Quantic Dream, the French studio behind Detroit: Become Human, has lost a court case to a former employee over offensive workplace conditions reported earlier this year. The employee is one of several to bring their grievances to court, but the first to actually win.
The offensive conditions in question were exposed back in January. Reporters from three prominent French news sources–Le Monde, Canard PC, and Mediapart– teamed up to interview employees and uncover various instances of toxic behavior at the Quantic Dream offices. A more detailed look at their findings can be found in our coverage at this link.
The most noteworthy stories to come out of the reports were those of offensive jokes taken too far. The interviewed staff members said that they were routinely Photoshopped into inappropriate situations. For instance, their faces would be put on the bodies of adult film stars or Nazi soldiers and the pictures would be put up all around the office. Quantic Dream bosses David Cage and Guillaume de Fondaumière were allegedly in on the "joke" as well.
Cage's response was to vehemently deny the accusations, and he even went as far as to file a lawsuit against the three media outlets that reported the story.
For now, Cage's court time will be spent against his former employees. Today's result, according to Eurogamer, saw a former employee make use of the prise d'acte employment law. To use the law, an employee must willingly quit on the grounds of misconduct in the workplace. By doing so they give up all rights to things like benefits and severance, but retain the ability to petition for unfair dismissal.
From there, the case must go to an independent labour court. The court decides the legitimacy of the workplace misconduct claim, and if that merits the employee receiving compensation. Two cases brought forward by other Quantic Dream employees were dismissed before getting that far. This case marks the first time the court saw it through and ruled in favor of the employee, although Eurogamer's report doesn't detail what they received.

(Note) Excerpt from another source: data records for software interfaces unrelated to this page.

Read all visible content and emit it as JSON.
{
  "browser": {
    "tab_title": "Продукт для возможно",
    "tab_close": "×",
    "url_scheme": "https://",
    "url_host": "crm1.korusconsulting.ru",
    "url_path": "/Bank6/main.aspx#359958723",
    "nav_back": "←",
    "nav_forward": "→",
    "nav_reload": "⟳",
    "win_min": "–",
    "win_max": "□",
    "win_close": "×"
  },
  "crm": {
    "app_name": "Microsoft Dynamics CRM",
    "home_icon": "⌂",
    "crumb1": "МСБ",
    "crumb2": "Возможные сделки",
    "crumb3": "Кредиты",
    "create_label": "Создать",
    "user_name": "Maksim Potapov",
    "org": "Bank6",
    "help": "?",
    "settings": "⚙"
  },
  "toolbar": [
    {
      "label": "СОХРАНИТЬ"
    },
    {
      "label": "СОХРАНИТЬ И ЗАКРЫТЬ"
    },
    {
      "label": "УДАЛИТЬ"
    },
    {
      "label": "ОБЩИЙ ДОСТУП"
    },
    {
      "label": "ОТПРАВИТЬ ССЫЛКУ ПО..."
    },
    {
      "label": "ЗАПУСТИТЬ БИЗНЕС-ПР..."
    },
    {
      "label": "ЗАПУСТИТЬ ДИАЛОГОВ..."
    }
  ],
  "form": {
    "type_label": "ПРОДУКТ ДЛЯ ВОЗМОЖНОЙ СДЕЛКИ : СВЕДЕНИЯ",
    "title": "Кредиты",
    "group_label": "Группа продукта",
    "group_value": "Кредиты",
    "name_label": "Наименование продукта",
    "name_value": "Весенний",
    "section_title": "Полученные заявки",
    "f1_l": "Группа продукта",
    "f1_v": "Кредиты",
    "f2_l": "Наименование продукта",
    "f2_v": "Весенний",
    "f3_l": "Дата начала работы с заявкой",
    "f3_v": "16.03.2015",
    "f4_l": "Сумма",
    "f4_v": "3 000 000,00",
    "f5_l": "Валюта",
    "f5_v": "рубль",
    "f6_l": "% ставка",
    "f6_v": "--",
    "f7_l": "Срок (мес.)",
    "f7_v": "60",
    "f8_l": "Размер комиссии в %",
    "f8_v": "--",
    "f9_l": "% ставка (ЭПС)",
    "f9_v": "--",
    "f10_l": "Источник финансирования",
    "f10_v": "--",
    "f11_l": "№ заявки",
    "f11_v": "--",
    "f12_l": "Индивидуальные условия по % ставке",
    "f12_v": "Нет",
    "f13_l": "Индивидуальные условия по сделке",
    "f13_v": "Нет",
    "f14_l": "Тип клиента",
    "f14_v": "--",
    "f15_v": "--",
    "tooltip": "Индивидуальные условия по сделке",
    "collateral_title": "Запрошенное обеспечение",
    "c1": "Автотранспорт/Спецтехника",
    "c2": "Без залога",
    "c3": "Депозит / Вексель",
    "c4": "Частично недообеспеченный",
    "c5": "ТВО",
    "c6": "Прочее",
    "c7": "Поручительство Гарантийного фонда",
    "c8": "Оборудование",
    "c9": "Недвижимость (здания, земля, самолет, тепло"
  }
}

More of these cases are likely to happen, and it should be interesting to see if this ruling influences what happens going forward.